Fortunately, the world wide web has made this process MUCH easier than it used to be. Instead of having to snail mail things, or go to a marketing research company,
This week I have been on vacation. My next book deadline is not until August. So I have taken the opportunity to crack open a bunch of ebooks I’ve downloaded for free through an email reader service. A couple of days ago I started a YA contemporary romance (I’m a fan of the genre) by an author I’d never heard of before. The premise looked interesting—up-and-coming rock star from the wrong side of the tracks falls in love with a childhood friend—and the author was touted as “best-selling” (though on what list, I couldn’t discover). I thought I’d at least give it a try.
I am a prolific reader, have been since I was big enough to sit in my daddy’s lap and read the funny papers with him. I am also a very critical reader, and it has gotten worse since I started
studying the craft of writing fiction when I was in my late twenties.
I know this about myself.
Actually, I guess most people who read a lot consider themselves discriminating.
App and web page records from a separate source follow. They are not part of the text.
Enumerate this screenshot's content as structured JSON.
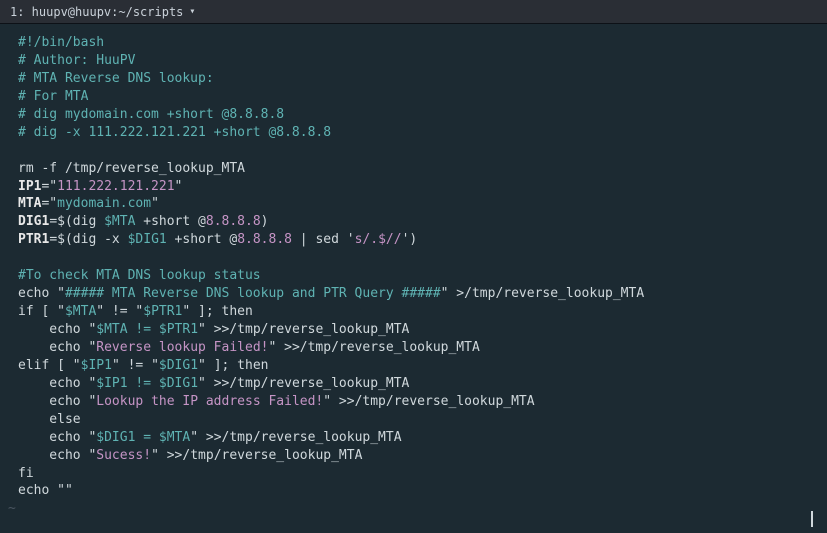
{
  "titlebar": {
    "label": "1: huupv@huupv:~/scripts",
    "dropdown_glyph": "▾"
  },
  "code": {
    "l1_shebang": "#!/bin/bash",
    "l2_author": "# Author: HuuPV",
    "l3_mta_rev": "# MTA Reverse DNS lookup:",
    "l4_for_mta": "# For MTA",
    "l5_dig1": "# dig mydomain.com +short @8.8.8.8",
    "l6_dig2": "# dig -x 111.222.121.221 +short @8.8.8.8",
    "l8_rm": "rm -f /tmp/reverse_lookup_MTA",
    "l9_ip_var": "IP1",
    "l9_eq": "=\"",
    "l9_ip_val": "111.222.121.221",
    "l9_close": "\"",
    "l10_mta_var": "MTA",
    "l10_mta_val": "mydomain.com",
    "l11_dig_var": "DIG1",
    "l11_open": "=$(",
    "l11_dig": "dig ",
    "l11_mta_ref": "$MTA",
    "l11_short": " +short @",
    "l11_dns": "8.8.8.8",
    "l11_close": ")",
    "l12_ptr_var": "PTR1",
    "l12_dig": "dig -x ",
    "l12_dig1_ref": "$DIG1",
    "l12_short": " +short @",
    "l12_dns": "8.8.8.8",
    "l12_pipe": " | sed '",
    "l12_sed": "s/.$//",
    "l12_end": "')",
    "l14_comment": "#To check MTA DNS lookup status",
    "l15_echo": "echo \"",
    "l15_msg": "##### MTA Reverse DNS lookup and PTR Query #####",
    "l15_end": "\" >/tmp/reverse_lookup_MTA",
    "l16_if": "if [ \"",
    "l16_mta": "$MTA",
    "l16_ne": "\" != \"",
    "l16_ptr": "$PTR1",
    "l16_then": "\" ]; then",
    "l17_echo": "    echo \"",
    "l17_mta": "$MTA",
    "l17_ne": " != ",
    "l17_ptr": "$PTR1",
    "l17_end": "\" >>/tmp/reverse_lookup_MTA",
    "l18_echo": "    echo \"",
    "l18_msg": "Reverse lookup Failed!",
    "l18_end": "\" >>/tmp/reverse_lookup_MTA",
    "l19_elif": "elif [ \"",
    "l19_ip": "$IP1",
    "l19_ne": "\" != \"",
    "l19_dig": "$DIG1",
    "l19_then": "\" ]; then",
    "l20_echo": "    echo \"",
    "l20_ip": "$IP1",
    "l20_ne": " != ",
    "l20_dig": "$DIG1",
    "l20_end": "\" >>/tmp/reverse_lookup_MTA",
    "l21_echo": "    echo \"",
    "l21_msg": "Lookup the IP address Failed!",
    "l21_end": "\" >>/tmp/reverse_lookup_MTA",
    "l22_else": "    else",
    "l23_echo": "    echo \"",
    "l23_dig": "$DIG1",
    "l23_eq": " = ",
    "l23_mta": "$MTA",
    "l23_end": "\" >>/tmp/reverse_lookup_MTA",
    "l24_echo": "    echo \"",
    "l24_msg": "Sucess!",
    "l24_end": "\" >>/tmp/reverse_lookup_MTA",
    "l25_fi": "fi",
    "l26_echo": "echo \"\"",
    "tilde": "~"
  }
}
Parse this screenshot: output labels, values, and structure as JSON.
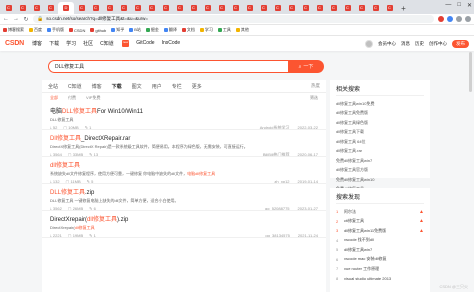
{
  "browser": {
    "tabs": [
      {
        "icon": "C",
        "active": false
      },
      {
        "icon": "C",
        "active": false
      },
      {
        "icon": "C",
        "active": false
      },
      {
        "icon": "C",
        "active": false
      },
      {
        "icon": "D",
        "active": true,
        "title": "D"
      },
      {
        "icon": "C",
        "active": false
      },
      {
        "icon": "C",
        "active": false
      },
      {
        "icon": "C",
        "active": false
      },
      {
        "icon": "C",
        "active": false
      },
      {
        "icon": "C",
        "active": false
      },
      {
        "icon": "C",
        "active": false
      },
      {
        "icon": "C",
        "active": false
      },
      {
        "icon": "C",
        "active": false
      },
      {
        "icon": "C",
        "active": false
      },
      {
        "icon": "C",
        "active": false
      },
      {
        "icon": "C",
        "active": false
      },
      {
        "icon": "C",
        "active": false
      },
      {
        "icon": "C",
        "active": false
      },
      {
        "icon": "C",
        "active": false
      },
      {
        "icon": "C",
        "active": false
      },
      {
        "icon": "C",
        "active": false
      },
      {
        "icon": "C",
        "active": false
      },
      {
        "icon": "C",
        "active": false
      },
      {
        "icon": "C",
        "active": false
      },
      {
        "icon": "C",
        "active": false
      },
      {
        "icon": "C",
        "active": false
      },
      {
        "icon": "C",
        "active": false
      },
      {
        "icon": "C",
        "active": false
      }
    ],
    "new_tab": "+",
    "window_controls": {
      "minimize": "—",
      "maximize": "□",
      "close": "✕"
    },
    "url": "so.csdn.net/so/search?q=dll修复工具&t=&u=&urw=",
    "bookmarks": [
      "博客搜索",
      "百度",
      "手机版",
      "CSDN",
      "github",
      "知乎",
      "B站",
      "掘金",
      "翻译",
      "文档",
      "学习",
      "工具",
      "其他"
    ]
  },
  "csdn": {
    "logo": "CSDN",
    "nav": [
      "博客",
      "下载",
      "学习",
      "社区",
      "C知道",
      "GitCode",
      "InsCode"
    ],
    "new_badge": "new",
    "right": [
      "会员中心",
      "消息",
      "历史",
      "创作中心"
    ],
    "publish": "发布"
  },
  "search": {
    "query": "DLL修复工具",
    "button": "一下"
  },
  "tabs": {
    "items": [
      "全站",
      "C知道",
      "博客",
      "下载",
      "图文",
      "用户",
      "专栏",
      "更多"
    ],
    "active_index": 3,
    "sort": "热度"
  },
  "subtabs": {
    "items": [
      "全部",
      "付费",
      "VIP免费"
    ],
    "active_index": 0,
    "sort": "筛选"
  },
  "results": [
    {
      "title_pre": "电脑",
      "title_hl": "DLL修复工具",
      "title_post": "For Win10/Win11",
      "desc": "DLL修复工具",
      "desc_hl": "",
      "meta": [
        "52",
        "10MB",
        "1"
      ],
      "source": "Android系统学习",
      "date": "2022-03-22"
    },
    {
      "title_pre": "",
      "title_hl": "Dll修复工具",
      "title_post": "_DirectXRepair.rar",
      "desc": "DirectX修复工具(DirectX Repair)是一款系统级工具软件，简便易用。本程序为绿色版，无需安装，可直接运行。",
      "desc_hl": "",
      "meta": [
        "3564",
        "33MB",
        "13"
      ],
      "source": "BiliBili热门推荐",
      "date": "2020-06-17"
    },
    {
      "title_pre": "",
      "title_hl": "dll修复工具",
      "title_post": "",
      "desc": "系统缺失dll文件修复程序，使用方便可靠，一键修复 你电脑中缺失的dll文件，",
      "desc_hl": "电脑dll修复工具",
      "meta": [
        "132",
        "11MB",
        "5"
      ],
      "source": "zh_xp12",
      "date": "2019-01-14"
    },
    {
      "title_pre": "",
      "title_hl": "DLL修复工具",
      "title_post": ".zip",
      "desc": "DLL修复工具 一键修复电脑上缺失的dll文件，简单方便，适合小白使用。",
      "desc_hl": "",
      "meta": [
        "3562",
        "26MB",
        "6"
      ],
      "source": "qq_52088775",
      "date": "2023-01-27"
    },
    {
      "title_pre": "DirectXrepair(",
      "title_hl": "dll修复工具",
      "title_post": ").zip",
      "desc": "DirectXrepair(",
      "desc_hl": "dll修复工具",
      "meta": [
        "2221",
        "19MB",
        "1"
      ],
      "source": "qq_38134575",
      "date": "2021-11-24"
    }
  ],
  "related": {
    "title": "相关搜索",
    "items": [
      "dll修复工具win10免费",
      "dll修复工具免费版",
      "dll修复工具绿色版",
      "dll修复工具下载",
      "dll修复工具 64位",
      "dll修复工具.rar",
      "免费dll修复工具win7",
      "dll修复工具官方版",
      "免费dll修复工具win10",
      "免费dll修复工具"
    ]
  },
  "discover": {
    "title": "搜索发现",
    "items": [
      "阿尔法",
      "cti修复工具",
      "dll修复工具win11免费版",
      "vscode 找不到dll",
      "dll修复工具win7",
      "vscode mac 安装dll修复",
      "vue router 工作原理",
      "visual studio ultimate 2013"
    ]
  },
  "watermark": "CSDN @三只火",
  "colors": {
    "accent": "#fc5531"
  }
}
We develop a unique reader’s palate, and even if we read in a wide variety of genres (which I do), we expect a certain level of proficiency in spelling and punctuation, grammar, usage, vocabulary…and the ability to sustain a believable plot with compelling characters and a certain level of accuracy in research. When I discover an author who can meet those basic expectations—and provide that lovely lagniappe called voice—it is a beautiful thing. I want to tell everyone I know that they have to read this book right now!
As a multi-published author, I also know the deep sting of critical reviews. And so I rarely write and publish reviews anymore unless I absolutely love the book.
Which is why I’m writing this blog post instead of a review.
Back to that YA romance I mentioned earlier… There was so much to like about
OK, nonfiction writers. You’ve heard it before. If you really want to impress an agent or a publisher, make sure you have three things: a great idea, great writing, and a great author platform.
But more and more, platform is becoming THE way to secure a book deal.
This is because while writing can be fixed or edited and the idea can be tweaked, platform has to happen organically.
It can’t happen by chance. It can’t be bought. It’s about hard work over a period of time and it’s something that only the author can bring to the table.
So what do impressive social media stats look like?
Brace yourselves. Winter is coming.
A decent nonfiction author platform has a handful of the following components:
If you have a website or blog your monthly unique visitor count should be at least 30,000
(a unique visitor number of 100,000 is likely to secure a book deal)
If you have a Twitter account your followers should be at least 10,000 (and you should have stats that show considerable growth over the past six months)
If you have a Facebook page you should have at least 8,000 likes (along with Insights that show your past and projected growth)
If you’re a public speaker you should speak at least 30 times a year and you should shoot for a newsletter list of at least 10,000
Publishing Is More Competitive Than Ever
Needless to say, these numbers aren’t easy to achieve, and I’ve seen a number of authors who HAVE these numbers come away without a book deal.
But on the flip side, I’ve seen authors with the bare minimum of the above components land a book deal because they also had great writing and a great idea.
So yes. Platform is HUGE. It’s an absolute must if you write fiction. But never underestimate the power of strong, moving writing and a great,